The chapter presents the root causes of forced migration in the MENA region as immanent in authoritarian rule. It is divided into two sections. The first shows why forced migration has been a relevant feature of MENA politics by taking stock of the phenomenon in cross-regional trends and figures of the past decades. In addition to data on migration flows, results from various representative polls among the region’s populations on their migration experiences and aspirations are taken into account (such as Arab Barometer, Arab Opinion Index, German polls among refugees). The second section sheds light on the persistent and systemic factors that leave people with few choices but to flee. Authoritarian rule that deprives the largest parts of the region’s population of an inclusive, just, participatory, financially viable, healthy, safe and ultimately free existence is considered the core root cause of forced migration (various datasets are analyzed here, such as HDI, World Bank data, MPI, EIU democracy Index and evaluations from reports, like Freedom House, AHDR, ILO, AI, etc.). Armatya Sen’s approach (Development as Freedom, 1999) is thus key to this chapter’s understanding of the developmental deficits as underlying reasons for persistent migration out of and within the region throughout the last decades. The counterargument from mainly IR literature that points to the fact that not all non-democratic states produce mass exodus or that forced migration remains a factor in large parts of Latin America despite democratization trends, will be accounted for and discussed. This is a core chapter out of a monograph preliminarily titled «Germany’s fight against forced migration in the MENA region» which asks why Germany - as the fifth of the worlds’ main countries of asylum (UNHCR 2022) - is not addressing the root causes of forced migration in the MENA region effectively, destpite its claims to do so. The research investigates how a possible gap between a) rhetoric and practice of German foreign policy makers and b) official German policy goals and socio-political realities in MENA countries may occur.
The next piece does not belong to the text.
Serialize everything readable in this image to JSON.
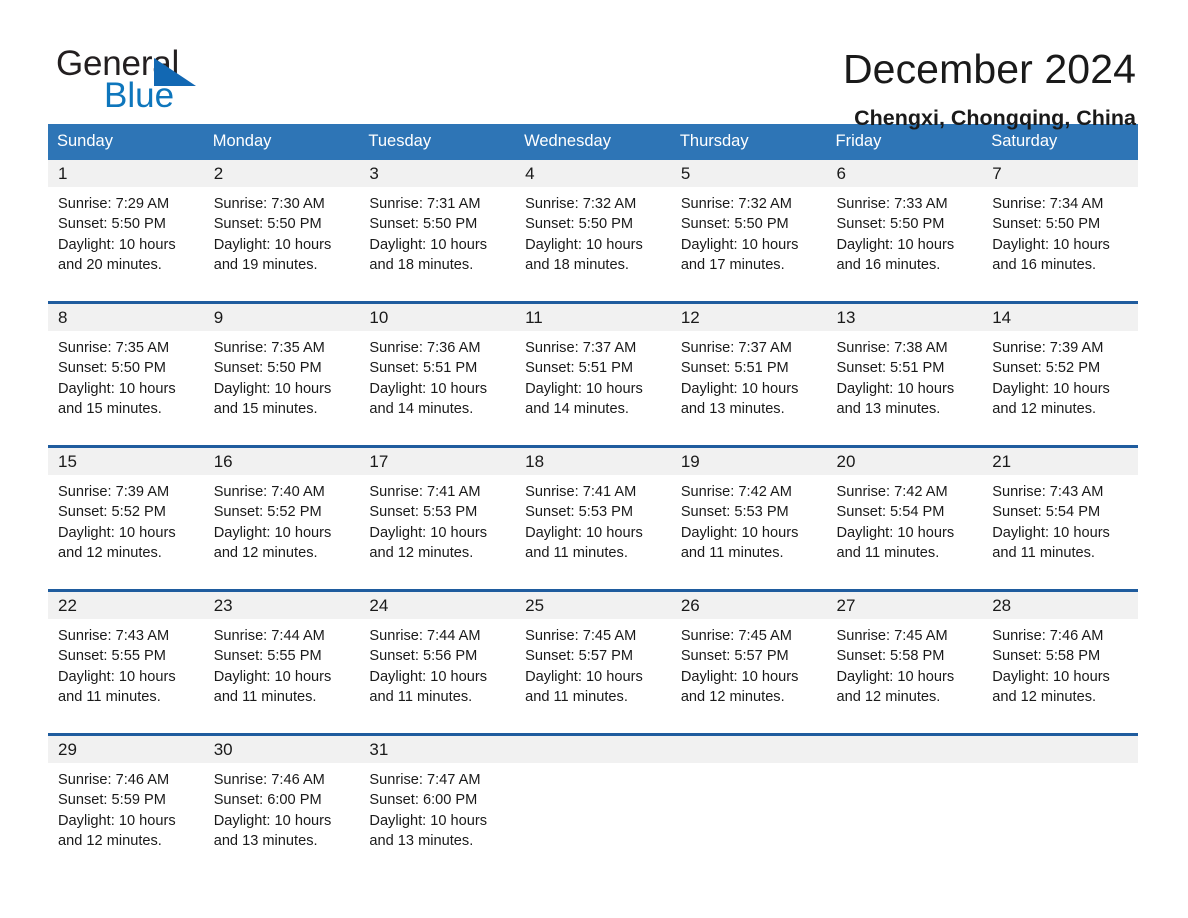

By analyzing both foreign policies and their interactions with authoritarian rule, this research is at the intersection of both disciplines, International Relations as well as Comparative Politics. Although this research focuses on Germany, both its research question and the methodology allows for transferrable implications and insights into other cases.
Political Science
Geographic Area
All Middle East
Sub Area